[Dataset rows describing interfaces]
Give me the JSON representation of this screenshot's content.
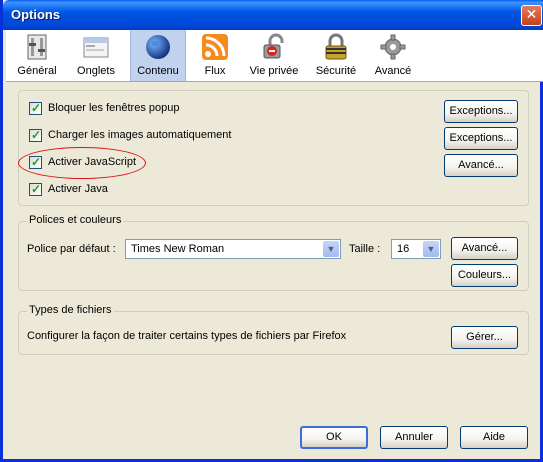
{
  "window": {
    "title": "Options",
    "close_glyph": "✕"
  },
  "toolbar": [
    {
      "label": "Général",
      "icon": "general-icon"
    },
    {
      "label": "Onglets",
      "icon": "tabs-icon"
    },
    {
      "label": "Contenu",
      "icon": "globe-icon",
      "selected": true
    },
    {
      "label": "Flux",
      "icon": "rss-feed-icon"
    },
    {
      "label": "Vie privée",
      "icon": "privacy-lock-icon"
    },
    {
      "label": "Sécurité",
      "icon": "security-padlock-icon"
    },
    {
      "label": "Avancé",
      "icon": "gear-icon"
    }
  ],
  "content": {
    "checkboxes": [
      {
        "label": "Bloquer les fenêtres popup",
        "checked": true
      },
      {
        "label": "Charger les images automatiquement",
        "checked": true
      },
      {
        "label": "Activer JavaScript",
        "checked": true
      },
      {
        "label": "Activer Java",
        "checked": true
      }
    ],
    "buttons": {
      "exceptions_popup": "Exceptions...",
      "exceptions_images": "Exceptions...",
      "advanced_js": "Avancé..."
    }
  },
  "fonts": {
    "legend": "Polices et couleurs",
    "default_font_label": "Police par défaut :",
    "default_font_value": "Times New Roman",
    "size_label": "Taille :",
    "size_value": "16",
    "advanced_button": "Avancé...",
    "colors_button": "Couleurs..."
  },
  "filetypes": {
    "legend": "Types de fichiers",
    "description": "Configurer la façon de traiter certains types de fichiers par Firefox",
    "manage_button": "Gérer..."
  },
  "footer": {
    "ok": "OK",
    "cancel": "Annuler",
    "help": "Aide"
  },
  "colors": {
    "title_bar": "#0055e5",
    "selected_tab": "#c1d2ee",
    "highlight_ellipse": "#dd1111"
  }
}
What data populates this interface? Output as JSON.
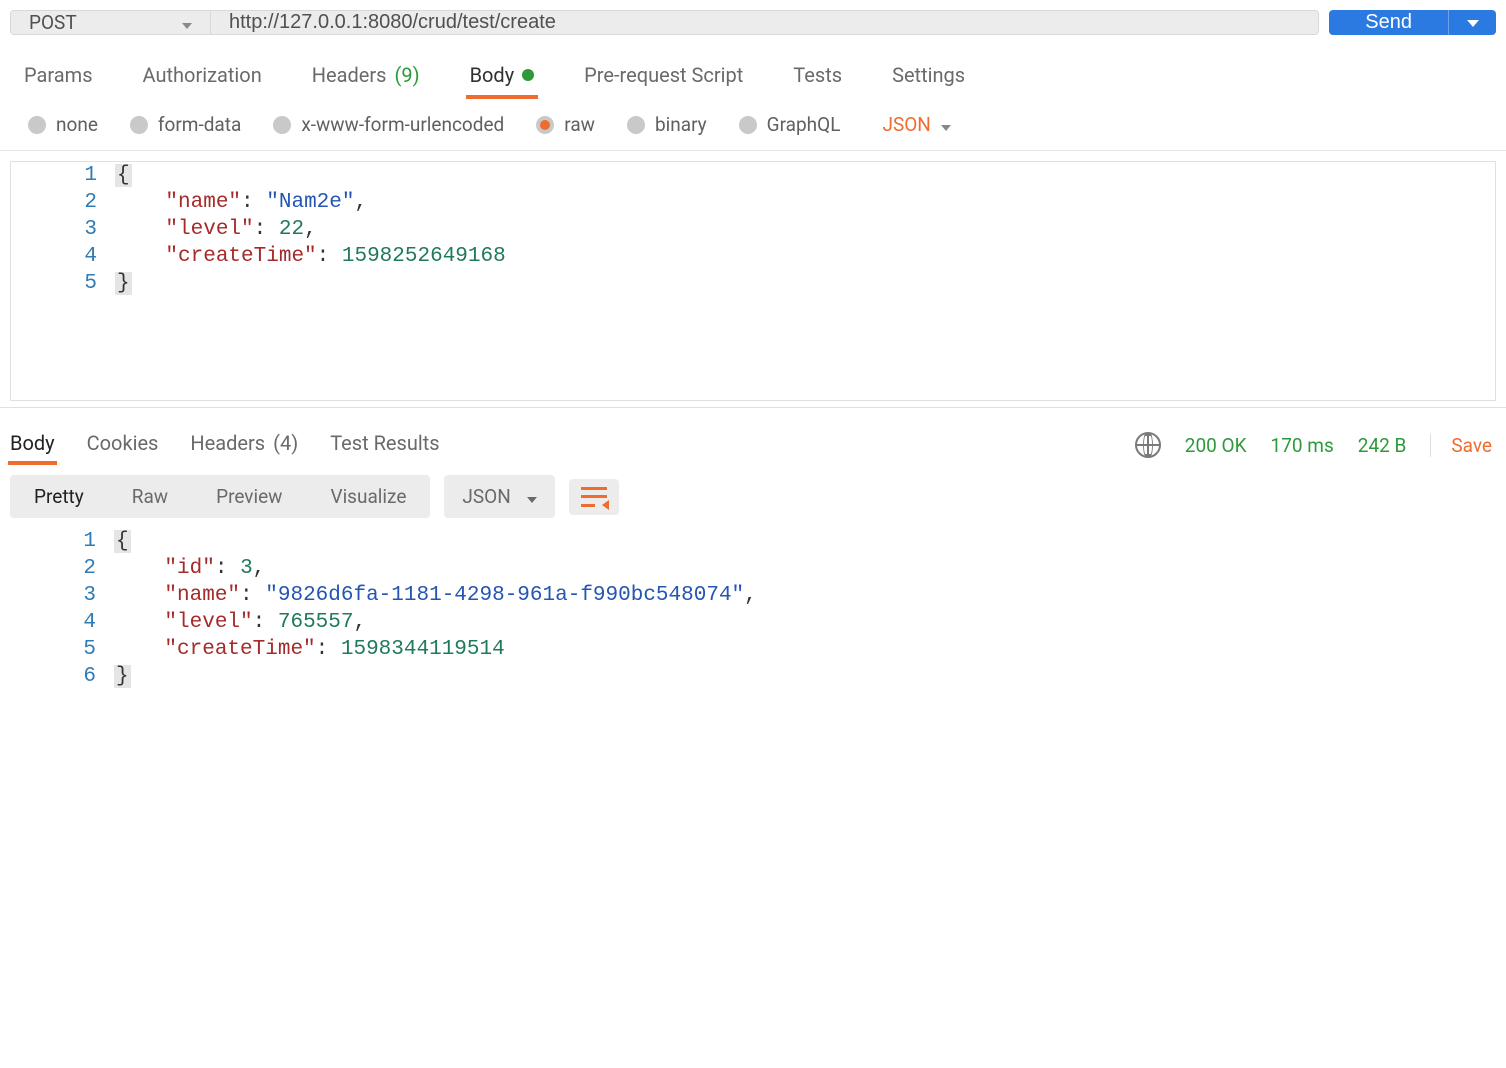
{
  "request": {
    "method": "POST",
    "url": "http://127.0.0.1:8080/crud/test/create",
    "send_label": "Send"
  },
  "request_tabs": {
    "params": "Params",
    "authorization": "Authorization",
    "headers_label": "Headers",
    "headers_count": "(9)",
    "body": "Body",
    "prerequest": "Pre-request Script",
    "tests": "Tests",
    "settings": "Settings"
  },
  "body_types": {
    "none": "none",
    "formdata": "form-data",
    "xwww": "x-www-form-urlencoded",
    "raw": "raw",
    "binary": "binary",
    "graphql": "GraphQL",
    "content_type": "JSON"
  },
  "request_body_lines": [
    "1",
    "2",
    "3",
    "4",
    "5"
  ],
  "request_body": {
    "name_key": "\"name\"",
    "name_val": "\"Nam2e\"",
    "level_key": "\"level\"",
    "level_val": "22",
    "createTime_key": "\"createTime\"",
    "createTime_val": "1598252649168"
  },
  "response_tabs": {
    "body": "Body",
    "cookies": "Cookies",
    "headers_label": "Headers",
    "headers_count": "(4)",
    "test_results": "Test Results"
  },
  "response_meta": {
    "status": "200 OK",
    "time": "170 ms",
    "size": "242 B",
    "save": "Save"
  },
  "response_toolbar": {
    "pretty": "Pretty",
    "raw": "Raw",
    "preview": "Preview",
    "visualize": "Visualize",
    "content_type": "JSON"
  },
  "response_body_lines": [
    "1",
    "2",
    "3",
    "4",
    "5",
    "6"
  ],
  "response_body": {
    "id_key": "\"id\"",
    "id_val": "3",
    "name_key": "\"name\"",
    "name_val": "\"9826d6fa-1181-4298-961a-f990bc548074\"",
    "level_key": "\"level\"",
    "level_val": "765557",
    "createTime_key": "\"createTime\"",
    "createTime_val": "1598344119514"
  }
}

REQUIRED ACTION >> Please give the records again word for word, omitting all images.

TASK RESULT >>
Give me the JSON representation of this screenshot's content.
{
  "window": {
    "title": "Options",
    "close_glyph": "✕"
  },
  "toolbar": [
    {
      "label": "Général",
      "icon": "general-icon"
    },
    {
      "label": "Onglets",
      "icon": "tabs-icon"
    },
    {
      "label": "Contenu",
      "icon": "globe-icon",
      "selected": true
    },
    {
      "label": "Flux",
      "icon": "rss-feed-icon"
    },
    {
      "label": "Vie privée",
      "icon": "privacy-lock-icon"
    },
    {
      "label": "Sécurité",
      "icon": "security-padlock-icon"
    },
    {
      "label": "Avancé",
      "icon": "gear-icon"
    }
  ],
  "content": {
    "checkboxes": [
      {
        "label": "Bloquer les fenêtres popup",
        "checked": true
      },
      {
        "label": "Charger les images automatiquement",
        "checked": true
      },
      {
        "label": "Activer JavaScript",
        "checked": true
      },
      {
        "label": "Activer Java",
        "checked": true
      }
    ],
    "buttons": {
      "exceptions_popup": "Exceptions...",
      "exceptions_images": "Exceptions...",
      "advanced_js": "Avancé..."
    }
  },
  "fonts": {
    "legend": "Polices et couleurs",
    "default_font_label": "Police par défaut :",
    "default_font_value": "Times New Roman",
    "size_label": "Taille :",
    "size_value": "16",
    "advanced_button": "Avancé...",
    "colors_button": "Couleurs..."
  },
  "filetypes": {
    "legend": "Types de fichiers",
    "description": "Configurer la façon de traiter certains types de fichiers par Firefox",
    "manage_button": "Gérer..."
  },
  "footer": {
    "ok": "OK",
    "cancel": "Annuler",
    "help": "Aide"
  },
  "colors": {
    "title_bar": "#0055e5",
    "selected_tab": "#c1d2ee",
    "highlight_ellipse": "#dd1111"
  }
}
What data populates this interface? Output as JSON.
{
  "request": {
    "method": "POST",
    "url": "http://127.0.0.1:8080/crud/test/create",
    "send_label": "Send"
  },
  "request_tabs": {
    "params": "Params",
    "authorization": "Authorization",
    "headers_label": "Headers",
    "headers_count": "(9)",
    "body": "Body",
    "prerequest": "Pre-request Script",
    "tests": "Tests",
    "settings": "Settings"
  },
  "body_types": {
    "none": "none",
    "formdata": "form-data",
    "xwww": "x-www-form-urlencoded",
    "raw": "raw",
    "binary": "binary",
    "graphql": "GraphQL",
    "content_type": "JSON"
  },
  "request_body_lines": [
    "1",
    "2",
    "3",
    "4",
    "5"
  ],
  "request_body": {
    "name_key": "\"name\"",
    "name_val": "\"Nam2e\"",
    "level_key": "\"level\"",
    "level_val": "22",
    "createTime_key": "\"createTime\"",
    "createTime_val": "1598252649168"
  },
  "response_tabs": {
    "body": "Body",
    "cookies": "Cookies",
    "headers_label": "Headers",
    "headers_count": "(4)",
    "test_results": "Test Results"
  },
  "response_meta": {
    "status": "200 OK",
    "time": "170 ms",
    "size": "242 B",
    "save": "Save"
  },
  "response_toolbar": {
    "pretty": "Pretty",
    "raw": "Raw",
    "preview": "Preview",
    "visualize": "Visualize",
    "content_type": "JSON"
  },
  "response_body_lines": [
    "1",
    "2",
    "3",
    "4",
    "5",
    "6"
  ],
  "response_body": {
    "id_key": "\"id\"",
    "id_val": "3",
    "name_key": "\"name\"",
    "name_val": "\"9826d6fa-1181-4298-961a-f990bc548074\"",
    "level_key": "\"level\"",
    "level_val": "765557",
    "createTime_key": "\"createTime\"",
    "createTime_val": "1598344119514"
  }
}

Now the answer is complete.